TASK DETAILS >>
An exact copy of the data is required; the images should not appear in it.
** Opening LISTED RECORDS block **
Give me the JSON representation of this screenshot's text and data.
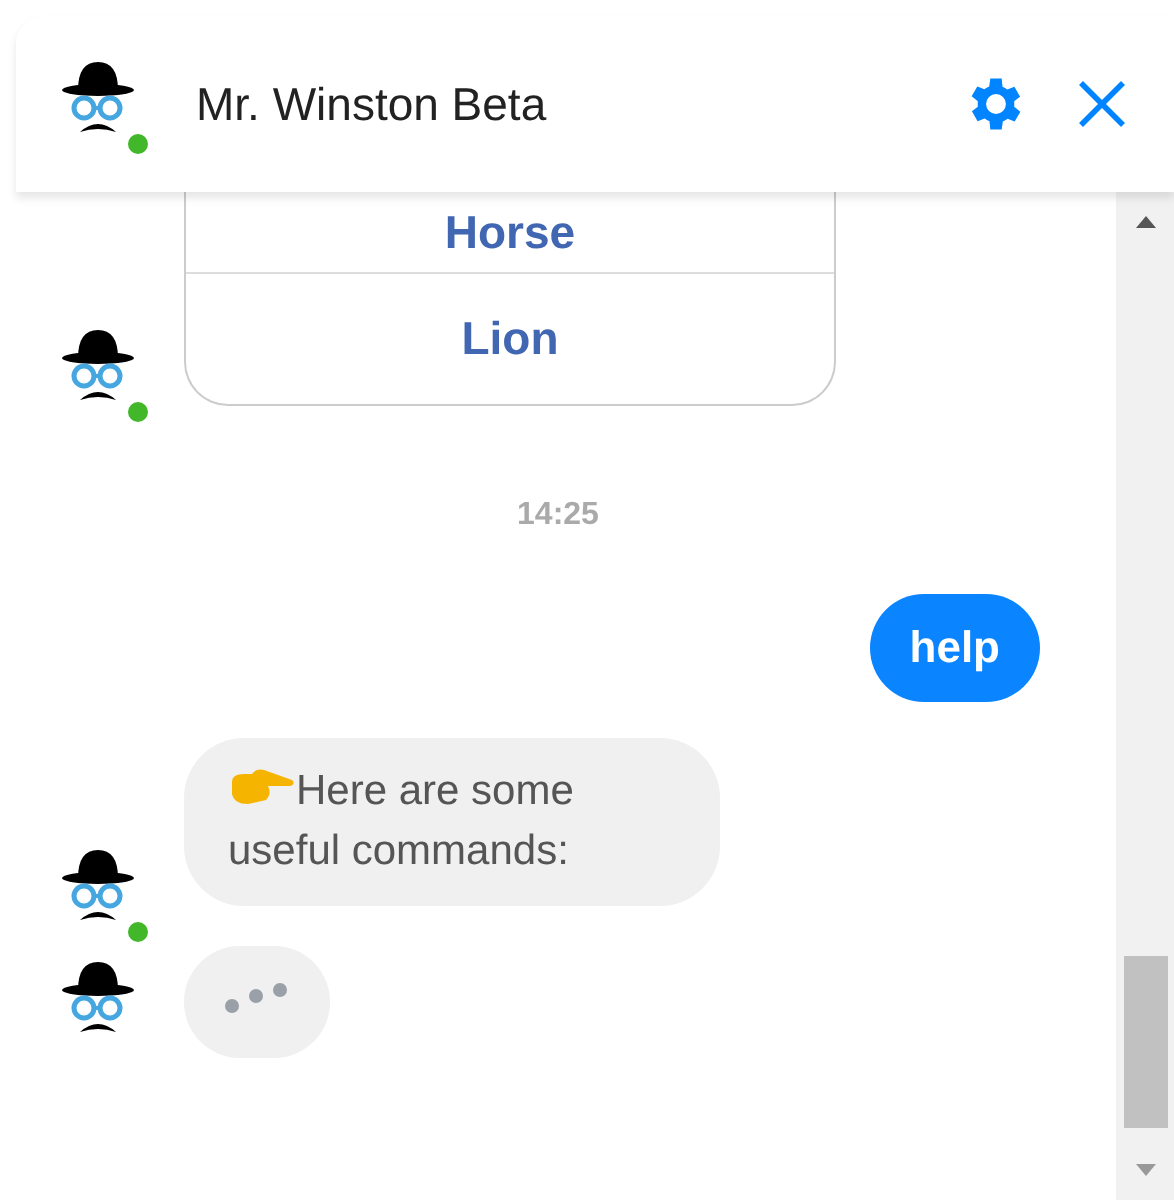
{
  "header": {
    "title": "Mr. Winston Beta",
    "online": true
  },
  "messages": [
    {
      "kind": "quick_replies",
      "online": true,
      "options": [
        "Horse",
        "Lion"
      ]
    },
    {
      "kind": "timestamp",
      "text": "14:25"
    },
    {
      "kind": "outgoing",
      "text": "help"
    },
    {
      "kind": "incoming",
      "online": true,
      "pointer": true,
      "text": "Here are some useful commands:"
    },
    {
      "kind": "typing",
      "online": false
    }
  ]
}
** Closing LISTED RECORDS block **
RESULT >>
Give me the JSON representation of this screenshot's text and data.
{
  "header": {
    "title": "Mr. Winston Beta",
    "online": true
  },
  "messages": [
    {
      "kind": "quick_replies",
      "online": true,
      "options": [
        "Horse",
        "Lion"
      ]
    },
    {
      "kind": "timestamp",
      "text": "14:25"
    },
    {
      "kind": "outgoing",
      "text": "help"
    },
    {
      "kind": "incoming",
      "online": true,
      "pointer": true,
      "text": "Here are some useful commands:"
    },
    {
      "kind": "typing",
      "online": false
    }
  ]
}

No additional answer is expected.